There are rants that are worth listening to, or reading. Here is one by Matt Taibbi:
Goldman Non-Prosecution: AG Eric Holder Has No Balls
By Matt Taibbi - Rolling Stone
. . . .
No, the real reason this wasn’t surprising is that Holder’s decision followed a general pattern that has been coming into focus for years in American law enforcement. Our prosecutors and regulators have basically admitted now that they only go after the most obvious and easily prosecutable cases.

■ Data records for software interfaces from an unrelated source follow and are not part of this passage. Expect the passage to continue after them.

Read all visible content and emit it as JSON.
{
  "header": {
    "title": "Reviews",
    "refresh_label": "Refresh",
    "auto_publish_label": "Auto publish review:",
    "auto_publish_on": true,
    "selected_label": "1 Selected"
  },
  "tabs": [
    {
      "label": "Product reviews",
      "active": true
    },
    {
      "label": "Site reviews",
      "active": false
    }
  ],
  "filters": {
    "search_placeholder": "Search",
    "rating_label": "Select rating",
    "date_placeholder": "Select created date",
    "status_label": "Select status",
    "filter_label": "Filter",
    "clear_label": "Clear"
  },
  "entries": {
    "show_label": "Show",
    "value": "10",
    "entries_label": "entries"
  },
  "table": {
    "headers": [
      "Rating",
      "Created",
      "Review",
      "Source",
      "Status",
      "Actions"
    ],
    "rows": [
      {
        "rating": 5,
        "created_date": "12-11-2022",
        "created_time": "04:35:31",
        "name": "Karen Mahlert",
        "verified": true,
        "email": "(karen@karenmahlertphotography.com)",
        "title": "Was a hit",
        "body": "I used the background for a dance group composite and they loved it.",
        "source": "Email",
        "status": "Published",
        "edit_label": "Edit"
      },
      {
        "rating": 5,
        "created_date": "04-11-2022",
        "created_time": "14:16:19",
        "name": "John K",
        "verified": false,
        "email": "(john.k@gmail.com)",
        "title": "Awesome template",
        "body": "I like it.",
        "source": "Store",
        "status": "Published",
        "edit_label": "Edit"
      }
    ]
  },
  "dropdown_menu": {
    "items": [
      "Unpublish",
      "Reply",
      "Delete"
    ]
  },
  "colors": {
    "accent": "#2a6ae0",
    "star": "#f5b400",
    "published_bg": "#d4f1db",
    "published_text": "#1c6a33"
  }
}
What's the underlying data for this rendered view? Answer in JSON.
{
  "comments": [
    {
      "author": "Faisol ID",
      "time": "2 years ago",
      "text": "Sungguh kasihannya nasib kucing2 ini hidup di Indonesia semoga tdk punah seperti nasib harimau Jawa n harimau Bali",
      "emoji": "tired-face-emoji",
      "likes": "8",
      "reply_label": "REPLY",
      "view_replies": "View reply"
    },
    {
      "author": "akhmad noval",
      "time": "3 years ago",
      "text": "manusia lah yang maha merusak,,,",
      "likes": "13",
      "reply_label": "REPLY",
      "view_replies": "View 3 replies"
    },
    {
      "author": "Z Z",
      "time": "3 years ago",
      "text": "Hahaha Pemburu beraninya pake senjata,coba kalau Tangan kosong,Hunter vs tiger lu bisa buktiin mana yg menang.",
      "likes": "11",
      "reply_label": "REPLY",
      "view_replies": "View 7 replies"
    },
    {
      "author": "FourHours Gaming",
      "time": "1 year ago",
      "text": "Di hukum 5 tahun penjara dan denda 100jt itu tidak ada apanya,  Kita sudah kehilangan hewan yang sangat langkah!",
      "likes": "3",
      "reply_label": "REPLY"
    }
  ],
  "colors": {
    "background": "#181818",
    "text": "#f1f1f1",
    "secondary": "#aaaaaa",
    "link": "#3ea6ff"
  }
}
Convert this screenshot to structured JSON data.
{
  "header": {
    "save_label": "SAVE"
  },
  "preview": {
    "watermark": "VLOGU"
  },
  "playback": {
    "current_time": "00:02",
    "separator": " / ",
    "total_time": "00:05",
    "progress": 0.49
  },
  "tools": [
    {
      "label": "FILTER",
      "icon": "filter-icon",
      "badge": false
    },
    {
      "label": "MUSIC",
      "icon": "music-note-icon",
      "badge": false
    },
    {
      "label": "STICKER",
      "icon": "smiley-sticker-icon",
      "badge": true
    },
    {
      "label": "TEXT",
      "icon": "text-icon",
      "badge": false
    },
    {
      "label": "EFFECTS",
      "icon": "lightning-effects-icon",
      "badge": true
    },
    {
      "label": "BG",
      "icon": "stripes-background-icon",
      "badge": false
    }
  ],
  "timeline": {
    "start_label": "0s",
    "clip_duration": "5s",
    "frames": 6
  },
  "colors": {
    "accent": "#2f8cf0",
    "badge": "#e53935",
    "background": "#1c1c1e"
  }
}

If the offense committed doesn’t fit the exact description in the relevant section of the criminal code, they pass. The only white-collar cases they will bring are absolute slam-dunk situations where some arrogant rogue commits a blatant crime for individual profit in a manner thoroughly familiar to even the non-expert portion of the jury pool/citizenry.
In other words, they’ll take on somebody like Raj Rajaratnam, who stacked his illegal insider trades so brazenly and carelessly that his case almost reads like a finance version of Jeff Dahmer tripping over bodies in his Milwaukee apartment. Or they’ll pursue Bernie Madoff on the tenth or eleventh time he crosses their desk, after years of nonaction, and after he breaks down weeping and confessing. Basically, if someone backs a dump truck up to the DOJ and unloads the entire case, gift-wrapped, a contrite and confessing criminal included, a guy like Eric Holder might, after much agonizing deliberation, decide to prosecute.
But here’s the thing: most of the crimes Wall Street people commit involve highly specific, highly individualized transactions that won’t fit Eric Holder’s bag of cookie-cutter statutory definitions. That is not the same thing as saying they’re not crimes. They are: the crimes of the crisis period were and are very basic crimes like fraud, theft, perjury, and tax evasion, only they’re dressed up in millions of pages of camouflaging verbiage.
Or, even more often, the crimes have also been sanctified in advance by “reputable” law and accounting firms, who (for huge fees) offered their clients opinions that, if X and Y are signed in accordance with Z, and A and B are stipulated by the parties, and everyone’s sitting Indian-style and facing the moon when the deal is agreed to, then it’s not fucked up and illegal when Goldman Sachs tells you it’s a co-investor in your deal when it’s actually got $2 billion bet against you.